* [Required work] Your output should be the whole listing, identical to the original.

* [Information given]
+-------+

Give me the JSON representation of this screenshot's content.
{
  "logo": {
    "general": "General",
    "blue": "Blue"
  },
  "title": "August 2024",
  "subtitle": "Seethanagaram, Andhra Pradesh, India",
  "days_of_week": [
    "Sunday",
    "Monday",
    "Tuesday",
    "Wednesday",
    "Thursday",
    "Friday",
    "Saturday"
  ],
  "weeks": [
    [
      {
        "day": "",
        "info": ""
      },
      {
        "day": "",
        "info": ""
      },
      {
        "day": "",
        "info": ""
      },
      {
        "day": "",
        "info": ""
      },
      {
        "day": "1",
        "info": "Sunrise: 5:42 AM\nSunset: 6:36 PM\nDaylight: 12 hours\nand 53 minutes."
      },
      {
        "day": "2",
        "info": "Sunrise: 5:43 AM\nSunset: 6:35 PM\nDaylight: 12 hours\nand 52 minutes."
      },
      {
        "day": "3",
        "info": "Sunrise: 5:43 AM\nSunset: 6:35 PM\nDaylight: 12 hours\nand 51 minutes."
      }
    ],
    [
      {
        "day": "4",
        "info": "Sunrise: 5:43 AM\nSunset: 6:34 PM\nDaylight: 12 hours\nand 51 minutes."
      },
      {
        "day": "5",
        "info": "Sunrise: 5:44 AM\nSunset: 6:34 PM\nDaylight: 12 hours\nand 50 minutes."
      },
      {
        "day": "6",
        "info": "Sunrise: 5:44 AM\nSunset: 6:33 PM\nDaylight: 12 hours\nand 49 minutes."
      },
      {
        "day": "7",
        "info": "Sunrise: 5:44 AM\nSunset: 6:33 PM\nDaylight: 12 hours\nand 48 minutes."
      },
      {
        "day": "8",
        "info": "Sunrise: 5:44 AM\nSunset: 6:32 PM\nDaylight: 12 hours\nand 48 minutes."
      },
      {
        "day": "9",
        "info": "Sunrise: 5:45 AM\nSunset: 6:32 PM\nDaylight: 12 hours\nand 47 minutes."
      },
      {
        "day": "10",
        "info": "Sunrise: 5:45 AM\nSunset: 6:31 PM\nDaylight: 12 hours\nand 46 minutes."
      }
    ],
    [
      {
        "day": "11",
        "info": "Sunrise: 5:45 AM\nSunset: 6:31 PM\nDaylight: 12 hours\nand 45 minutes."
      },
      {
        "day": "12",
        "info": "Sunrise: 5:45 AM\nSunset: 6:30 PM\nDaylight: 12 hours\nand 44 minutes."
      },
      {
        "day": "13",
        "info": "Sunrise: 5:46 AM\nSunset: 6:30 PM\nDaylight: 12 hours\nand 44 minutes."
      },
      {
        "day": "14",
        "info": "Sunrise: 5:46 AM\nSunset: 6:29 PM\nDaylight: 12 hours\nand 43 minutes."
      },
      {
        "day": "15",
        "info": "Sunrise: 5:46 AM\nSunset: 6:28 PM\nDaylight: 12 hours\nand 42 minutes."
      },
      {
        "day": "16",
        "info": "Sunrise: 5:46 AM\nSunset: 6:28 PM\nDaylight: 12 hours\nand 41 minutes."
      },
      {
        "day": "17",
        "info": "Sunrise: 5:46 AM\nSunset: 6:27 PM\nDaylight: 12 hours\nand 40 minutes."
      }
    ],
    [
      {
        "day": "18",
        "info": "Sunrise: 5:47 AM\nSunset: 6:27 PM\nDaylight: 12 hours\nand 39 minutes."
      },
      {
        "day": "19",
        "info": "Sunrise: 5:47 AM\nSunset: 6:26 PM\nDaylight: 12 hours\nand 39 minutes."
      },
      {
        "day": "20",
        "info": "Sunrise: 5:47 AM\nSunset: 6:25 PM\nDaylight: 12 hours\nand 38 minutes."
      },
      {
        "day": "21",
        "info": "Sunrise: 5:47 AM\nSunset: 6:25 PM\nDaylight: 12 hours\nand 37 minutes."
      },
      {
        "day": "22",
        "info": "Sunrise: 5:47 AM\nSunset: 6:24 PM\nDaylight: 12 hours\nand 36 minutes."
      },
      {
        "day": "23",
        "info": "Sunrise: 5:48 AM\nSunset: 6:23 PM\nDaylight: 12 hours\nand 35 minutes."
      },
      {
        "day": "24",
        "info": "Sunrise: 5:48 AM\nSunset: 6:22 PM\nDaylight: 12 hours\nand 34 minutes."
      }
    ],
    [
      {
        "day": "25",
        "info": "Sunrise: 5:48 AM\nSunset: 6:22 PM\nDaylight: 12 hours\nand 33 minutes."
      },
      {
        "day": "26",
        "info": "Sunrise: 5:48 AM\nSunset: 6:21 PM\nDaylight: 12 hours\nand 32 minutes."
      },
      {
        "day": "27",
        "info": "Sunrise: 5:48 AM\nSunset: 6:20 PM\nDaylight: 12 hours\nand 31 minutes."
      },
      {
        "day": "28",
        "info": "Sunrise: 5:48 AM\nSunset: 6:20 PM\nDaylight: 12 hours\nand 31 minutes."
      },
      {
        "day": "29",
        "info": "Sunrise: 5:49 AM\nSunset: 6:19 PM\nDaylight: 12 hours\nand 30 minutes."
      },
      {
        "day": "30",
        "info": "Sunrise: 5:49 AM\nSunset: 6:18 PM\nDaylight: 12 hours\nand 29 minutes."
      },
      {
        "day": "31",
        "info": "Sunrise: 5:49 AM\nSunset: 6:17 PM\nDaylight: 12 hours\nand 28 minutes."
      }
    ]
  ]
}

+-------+

* [Response to the task]
Give me the JSON representation of this screenshot's content.
{
  "logo": {
    "general": "General",
    "blue": "Blue"
  },
  "title": "August 2024",
  "subtitle": "Seethanagaram, Andhra Pradesh, India",
  "days_of_week": [
    "Sunday",
    "Monday",
    "Tuesday",
    "Wednesday",
    "Thursday",
    "Friday",
    "Saturday"
  ],
  "weeks": [
    [
      {
        "day": "",
        "info": ""
      },
      {
        "day": "",
        "info": ""
      },
      {
        "day": "",
        "info": ""
      },
      {
        "day": "",
        "info": ""
      },
      {
        "day": "1",
        "info": "Sunrise: 5:42 AM\nSunset: 6:36 PM\nDaylight: 12 hours\nand 53 minutes."
      },
      {
        "day": "2",
        "info": "Sunrise: 5:43 AM\nSunset: 6:35 PM\nDaylight: 12 hours\nand 52 minutes."
      },
      {
        "day": "3",
        "info": "Sunrise: 5:43 AM\nSunset: 6:35 PM\nDaylight: 12 hours\nand 51 minutes."
      }
    ],
    [
      {
        "day": "4",
        "info": "Sunrise: 5:43 AM\nSunset: 6:34 PM\nDaylight: 12 hours\nand 51 minutes."
      },
      {
        "day": "5",
        "info": "Sunrise: 5:44 AM\nSunset: 6:34 PM\nDaylight: 12 hours\nand 50 minutes."
      },
      {
        "day": "6",
        "info": "Sunrise: 5:44 AM\nSunset: 6:33 PM\nDaylight: 12 hours\nand 49 minutes."
      },
      {
        "day": "7",
        "info": "Sunrise: 5:44 AM\nSunset: 6:33 PM\nDaylight: 12 hours\nand 48 minutes."
      },
      {
        "day": "8",
        "info": "Sunrise: 5:44 AM\nSunset: 6:32 PM\nDaylight: 12 hours\nand 48 minutes."
      },
      {
        "day": "9",
        "info": "Sunrise: 5:45 AM\nSunset: 6:32 PM\nDaylight: 12 hours\nand 47 minutes."
      },
      {
        "day": "10",
        "info": "Sunrise: 5:45 AM\nSunset: 6:31 PM\nDaylight: 12 hours\nand 46 minutes."
      }
    ],
    [
      {
        "day": "11",
        "info": "Sunrise: 5:45 AM\nSunset: 6:31 PM\nDaylight: 12 hours\nand 45 minutes."
      },
      {
        "day": "12",
        "info": "Sunrise: 5:45 AM\nSunset: 6:30 PM\nDaylight: 12 hours\nand 44 minutes."
      },
      {
        "day": "13",
        "info": "Sunrise: 5:46 AM\nSunset: 6:30 PM\nDaylight: 12 hours\nand 44 minutes."
      },
      {
        "day": "14",
        "info": "Sunrise: 5:46 AM\nSunset: 6:29 PM\nDaylight: 12 hours\nand 43 minutes."
      },
      {
        "day": "15",
        "info": "Sunrise: 5:46 AM\nSunset: 6:28 PM\nDaylight: 12 hours\nand 42 minutes."
      },
      {
        "day": "16",
        "info": "Sunrise: 5:46 AM\nSunset: 6:28 PM\nDaylight: 12 hours\nand 41 minutes."
      },
      {
        "day": "17",
        "info": "Sunrise: 5:46 AM\nSunset: 6:27 PM\nDaylight: 12 hours\nand 40 minutes."
      }
    ],
    [
      {
        "day": "18",
        "info": "Sunrise: 5:47 AM\nSunset: 6:27 PM\nDaylight: 12 hours\nand 39 minutes."
      },
      {
        "day": "19",
        "info": "Sunrise: 5:47 AM\nSunset: 6:26 PM\nDaylight: 12 hours\nand 39 minutes."
      },
      {
        "day": "20",
        "info": "Sunrise: 5:47 AM\nSunset: 6:25 PM\nDaylight: 12 hours\nand 38 minutes."
      },
      {
        "day": "21",
        "info": "Sunrise: 5:47 AM\nSunset: 6:25 PM\nDaylight: 12 hours\nand 37 minutes."
      },
      {
        "day": "22",
        "info": "Sunrise: 5:47 AM\nSunset: 6:24 PM\nDaylight: 12 hours\nand 36 minutes."
      },
      {
        "day": "23",
        "info": "Sunrise: 5:48 AM\nSunset: 6:23 PM\nDaylight: 12 hours\nand 35 minutes."
      },
      {
        "day": "24",
        "info": "Sunrise: 5:48 AM\nSunset: 6:22 PM\nDaylight: 12 hours\nand 34 minutes."
      }
    ],
    [
      {
        "day": "25",
        "info": "Sunrise: 5:48 AM\nSunset: 6:22 PM\nDaylight: 12 hours\nand 33 minutes."
      },
      {
        "day": "26",
        "info": "Sunrise: 5:48 AM\nSunset: 6:21 PM\nDaylight: 12 hours\nand 32 minutes."
      },
      {
        "day": "27",
        "info": "Sunrise: 5:48 AM\nSunset: 6:20 PM\nDaylight: 12 hours\nand 31 minutes."
      },
      {
        "day": "28",
        "info": "Sunrise: 5:48 AM\nSunset: 6:20 PM\nDaylight: 12 hours\nand 31 minutes."
      },
      {
        "day": "29",
        "info": "Sunrise: 5:49 AM\nSunset: 6:19 PM\nDaylight: 12 hours\nand 30 minutes."
      },
      {
        "day": "30",
        "info": "Sunrise: 5:49 AM\nSunset: 6:18 PM\nDaylight: 12 hours\nand 29 minutes."
      },
      {
        "day": "31",
        "info": "Sunrise: 5:49 AM\nSunset: 6:17 PM\nDaylight: 12 hours\nand 28 minutes."
      }
    ]
  ]
}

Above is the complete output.